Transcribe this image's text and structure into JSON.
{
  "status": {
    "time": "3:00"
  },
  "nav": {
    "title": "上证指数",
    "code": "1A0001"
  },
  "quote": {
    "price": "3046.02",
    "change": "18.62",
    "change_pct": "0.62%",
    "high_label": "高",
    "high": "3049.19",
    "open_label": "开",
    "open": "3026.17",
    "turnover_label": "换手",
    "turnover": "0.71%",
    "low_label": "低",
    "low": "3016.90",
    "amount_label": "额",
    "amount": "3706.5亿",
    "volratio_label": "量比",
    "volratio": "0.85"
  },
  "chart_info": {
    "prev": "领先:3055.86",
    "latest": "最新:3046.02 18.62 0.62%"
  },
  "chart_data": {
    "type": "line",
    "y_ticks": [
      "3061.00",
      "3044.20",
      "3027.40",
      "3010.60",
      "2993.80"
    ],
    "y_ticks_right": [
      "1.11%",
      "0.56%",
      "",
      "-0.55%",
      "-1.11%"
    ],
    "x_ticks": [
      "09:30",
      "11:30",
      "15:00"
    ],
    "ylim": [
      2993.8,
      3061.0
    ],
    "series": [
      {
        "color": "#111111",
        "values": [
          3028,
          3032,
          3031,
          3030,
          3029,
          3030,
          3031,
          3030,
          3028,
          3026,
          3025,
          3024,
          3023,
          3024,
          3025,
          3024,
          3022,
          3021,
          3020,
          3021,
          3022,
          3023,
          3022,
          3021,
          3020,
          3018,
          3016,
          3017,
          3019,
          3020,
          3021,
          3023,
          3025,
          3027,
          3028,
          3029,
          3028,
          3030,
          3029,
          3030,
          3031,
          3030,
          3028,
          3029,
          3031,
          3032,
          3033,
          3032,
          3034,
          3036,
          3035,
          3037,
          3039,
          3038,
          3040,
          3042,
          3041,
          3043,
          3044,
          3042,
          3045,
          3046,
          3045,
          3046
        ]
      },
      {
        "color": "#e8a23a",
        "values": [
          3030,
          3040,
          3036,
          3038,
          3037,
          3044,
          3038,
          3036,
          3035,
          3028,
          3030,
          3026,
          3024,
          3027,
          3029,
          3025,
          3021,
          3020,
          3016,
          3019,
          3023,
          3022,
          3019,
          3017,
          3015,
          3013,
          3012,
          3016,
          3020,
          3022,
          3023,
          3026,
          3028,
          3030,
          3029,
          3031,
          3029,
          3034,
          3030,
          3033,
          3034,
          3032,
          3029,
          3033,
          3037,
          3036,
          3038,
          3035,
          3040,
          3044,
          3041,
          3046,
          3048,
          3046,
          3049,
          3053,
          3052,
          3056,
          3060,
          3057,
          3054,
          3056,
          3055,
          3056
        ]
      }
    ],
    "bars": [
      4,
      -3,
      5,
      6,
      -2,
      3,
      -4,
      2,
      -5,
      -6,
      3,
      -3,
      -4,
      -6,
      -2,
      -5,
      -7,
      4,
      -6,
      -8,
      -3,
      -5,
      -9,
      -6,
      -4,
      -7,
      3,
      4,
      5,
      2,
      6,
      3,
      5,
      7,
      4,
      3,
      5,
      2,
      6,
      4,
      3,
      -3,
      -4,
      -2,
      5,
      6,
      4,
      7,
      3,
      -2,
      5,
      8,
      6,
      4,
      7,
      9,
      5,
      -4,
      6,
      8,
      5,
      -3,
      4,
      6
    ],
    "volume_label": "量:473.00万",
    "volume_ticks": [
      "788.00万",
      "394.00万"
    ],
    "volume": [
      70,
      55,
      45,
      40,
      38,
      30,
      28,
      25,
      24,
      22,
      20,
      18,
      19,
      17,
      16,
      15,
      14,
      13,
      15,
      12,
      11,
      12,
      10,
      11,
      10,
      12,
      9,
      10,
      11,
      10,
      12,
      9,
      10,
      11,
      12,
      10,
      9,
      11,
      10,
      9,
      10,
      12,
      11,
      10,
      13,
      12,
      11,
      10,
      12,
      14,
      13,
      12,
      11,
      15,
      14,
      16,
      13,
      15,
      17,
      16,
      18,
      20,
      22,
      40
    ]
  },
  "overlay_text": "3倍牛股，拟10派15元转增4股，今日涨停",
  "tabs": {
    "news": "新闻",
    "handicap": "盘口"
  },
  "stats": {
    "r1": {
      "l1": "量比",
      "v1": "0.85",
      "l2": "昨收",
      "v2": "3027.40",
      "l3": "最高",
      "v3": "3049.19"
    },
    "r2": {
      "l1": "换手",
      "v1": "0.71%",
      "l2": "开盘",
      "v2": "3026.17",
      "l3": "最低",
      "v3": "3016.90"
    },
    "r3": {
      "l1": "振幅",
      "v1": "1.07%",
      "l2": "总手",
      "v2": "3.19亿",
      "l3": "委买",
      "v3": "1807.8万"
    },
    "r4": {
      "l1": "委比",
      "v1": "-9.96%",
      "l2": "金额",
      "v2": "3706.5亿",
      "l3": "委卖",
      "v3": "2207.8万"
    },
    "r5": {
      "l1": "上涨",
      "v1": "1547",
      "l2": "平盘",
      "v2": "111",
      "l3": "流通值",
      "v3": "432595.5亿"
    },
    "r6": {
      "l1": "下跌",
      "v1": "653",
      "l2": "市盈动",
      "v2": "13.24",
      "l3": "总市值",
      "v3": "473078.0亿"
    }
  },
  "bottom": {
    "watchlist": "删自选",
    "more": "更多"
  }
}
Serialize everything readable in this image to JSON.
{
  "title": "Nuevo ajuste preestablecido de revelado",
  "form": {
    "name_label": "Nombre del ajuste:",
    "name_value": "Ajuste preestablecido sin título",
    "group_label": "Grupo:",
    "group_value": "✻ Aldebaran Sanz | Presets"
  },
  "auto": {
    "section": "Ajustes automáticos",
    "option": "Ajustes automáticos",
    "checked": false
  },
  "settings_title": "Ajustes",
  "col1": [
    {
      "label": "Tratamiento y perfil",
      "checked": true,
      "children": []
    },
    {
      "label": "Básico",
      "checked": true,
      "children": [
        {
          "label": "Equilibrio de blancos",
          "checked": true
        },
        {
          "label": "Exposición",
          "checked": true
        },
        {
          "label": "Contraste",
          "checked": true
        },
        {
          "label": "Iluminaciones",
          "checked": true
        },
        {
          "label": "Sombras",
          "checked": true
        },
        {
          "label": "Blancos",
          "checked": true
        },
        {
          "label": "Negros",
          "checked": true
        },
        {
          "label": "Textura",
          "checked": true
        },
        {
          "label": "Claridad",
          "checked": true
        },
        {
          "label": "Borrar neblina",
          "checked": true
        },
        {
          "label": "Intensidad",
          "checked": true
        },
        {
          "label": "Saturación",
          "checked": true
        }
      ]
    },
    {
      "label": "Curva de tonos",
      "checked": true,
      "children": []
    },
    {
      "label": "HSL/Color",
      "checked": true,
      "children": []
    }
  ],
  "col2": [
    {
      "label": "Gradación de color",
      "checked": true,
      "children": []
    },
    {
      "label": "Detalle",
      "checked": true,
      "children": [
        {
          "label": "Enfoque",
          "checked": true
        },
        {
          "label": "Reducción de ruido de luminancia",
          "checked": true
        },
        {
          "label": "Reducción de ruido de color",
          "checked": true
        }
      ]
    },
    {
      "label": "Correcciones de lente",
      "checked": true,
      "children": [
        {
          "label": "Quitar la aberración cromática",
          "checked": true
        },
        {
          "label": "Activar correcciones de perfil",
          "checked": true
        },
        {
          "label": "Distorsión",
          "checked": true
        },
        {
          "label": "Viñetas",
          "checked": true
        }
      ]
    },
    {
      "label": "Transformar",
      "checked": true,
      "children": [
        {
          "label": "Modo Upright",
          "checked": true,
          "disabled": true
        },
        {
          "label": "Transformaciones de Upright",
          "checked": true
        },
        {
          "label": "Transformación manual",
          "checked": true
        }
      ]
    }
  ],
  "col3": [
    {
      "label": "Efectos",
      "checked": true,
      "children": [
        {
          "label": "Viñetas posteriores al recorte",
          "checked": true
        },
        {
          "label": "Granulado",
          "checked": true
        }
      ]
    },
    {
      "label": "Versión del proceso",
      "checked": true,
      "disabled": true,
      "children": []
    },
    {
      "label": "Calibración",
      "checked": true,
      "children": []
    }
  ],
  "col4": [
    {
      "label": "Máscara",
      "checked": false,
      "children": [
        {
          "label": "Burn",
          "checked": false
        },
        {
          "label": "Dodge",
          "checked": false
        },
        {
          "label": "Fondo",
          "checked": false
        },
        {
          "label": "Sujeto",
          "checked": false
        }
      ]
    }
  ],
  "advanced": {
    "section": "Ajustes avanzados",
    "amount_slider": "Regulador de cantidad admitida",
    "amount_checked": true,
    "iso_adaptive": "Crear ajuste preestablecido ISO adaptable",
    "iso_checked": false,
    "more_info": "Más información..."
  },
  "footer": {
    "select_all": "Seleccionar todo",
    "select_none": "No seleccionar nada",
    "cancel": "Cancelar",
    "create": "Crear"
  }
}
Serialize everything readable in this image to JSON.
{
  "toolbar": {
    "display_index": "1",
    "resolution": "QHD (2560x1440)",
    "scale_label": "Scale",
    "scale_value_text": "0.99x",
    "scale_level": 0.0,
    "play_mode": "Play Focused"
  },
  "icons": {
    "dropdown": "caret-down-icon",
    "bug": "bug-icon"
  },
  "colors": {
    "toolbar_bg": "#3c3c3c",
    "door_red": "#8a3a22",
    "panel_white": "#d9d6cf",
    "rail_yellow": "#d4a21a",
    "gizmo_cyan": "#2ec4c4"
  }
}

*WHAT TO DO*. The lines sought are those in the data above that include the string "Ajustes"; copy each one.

*SOLUTION TO THIS TASK*.
    "section": "Ajustes automáticos",
    "option": "Ajustes automáticos",
  "settings_title": "Ajustes",
    "section": "Ajustes avanzados",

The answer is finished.